**TASK:**
Please state how many lines in the records below contain the word "lagi"; the answer should be a number and nothing else.

=== Begin Enclosure ===

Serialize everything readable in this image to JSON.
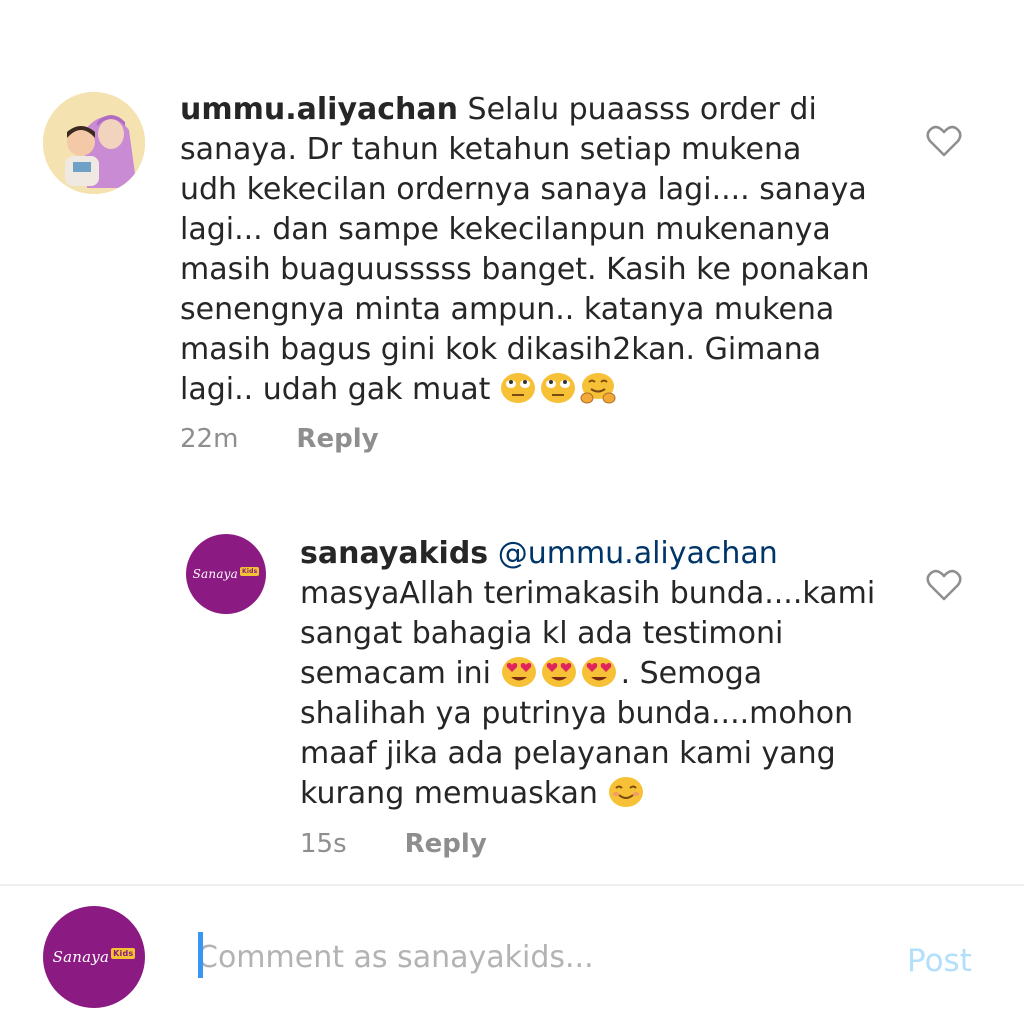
{
  "comments": [
    {
      "username": "ummu.aliyachan",
      "lines": [
        "Selalu puaasss order di",
        "sanaya. Dr tahun ketahun setiap mukena",
        "udh kekecilan ordernya sanaya lagi.... sanaya",
        "lagi... dan sampe kekecilanpun mukenanya",
        "masih buaguusssss banget. Kasih ke ponakan",
        "senengnya minta ampun.. katanya mukena",
        "masih bagus gini kok dikasih2kan. Gimana",
        "lagi.. udah gak muat"
      ],
      "emojis": [
        "face-with-rolling-eyes",
        "face-with-rolling-eyes",
        "hugging-face"
      ],
      "time": "22m",
      "reply_label": "Reply"
    },
    {
      "username": "sanayakids",
      "mention": "@ummu.aliyachan",
      "lines": [
        "masyaAllah terimakasih bunda....kami",
        "sangat bahagia kl ada testimoni",
        "semacam ini",
        ". Semoga",
        "shalihah ya putrinya bunda....mohon",
        "maaf jika ada pelayanan kami yang",
        "kurang memuaskan"
      ],
      "emojis": [
        "heart-eyes",
        "heart-eyes",
        "heart-eyes",
        "smiling-face"
      ],
      "time": "15s",
      "reply_label": "Reply"
    }
  ],
  "brand_avatar": {
    "name": "Sanaya",
    "badge": "Kids"
  },
  "composer": {
    "placeholder": "Comment as sanayakids...",
    "post_label": "Post"
  },
  "colors": {
    "brand_purple": "#8b1a82",
    "link_blue": "#003569",
    "post_disabled": "#b2dffc",
    "meta_gray": "#8e8e8e",
    "caret_blue": "#3897f0"
  }
}
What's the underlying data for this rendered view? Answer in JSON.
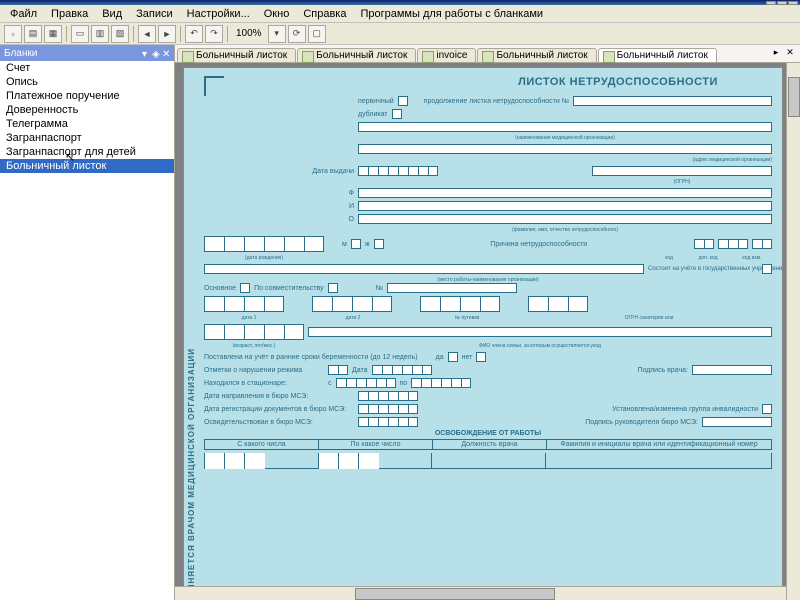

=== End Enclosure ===

**SOLUTION FOR THIS TASK:**
3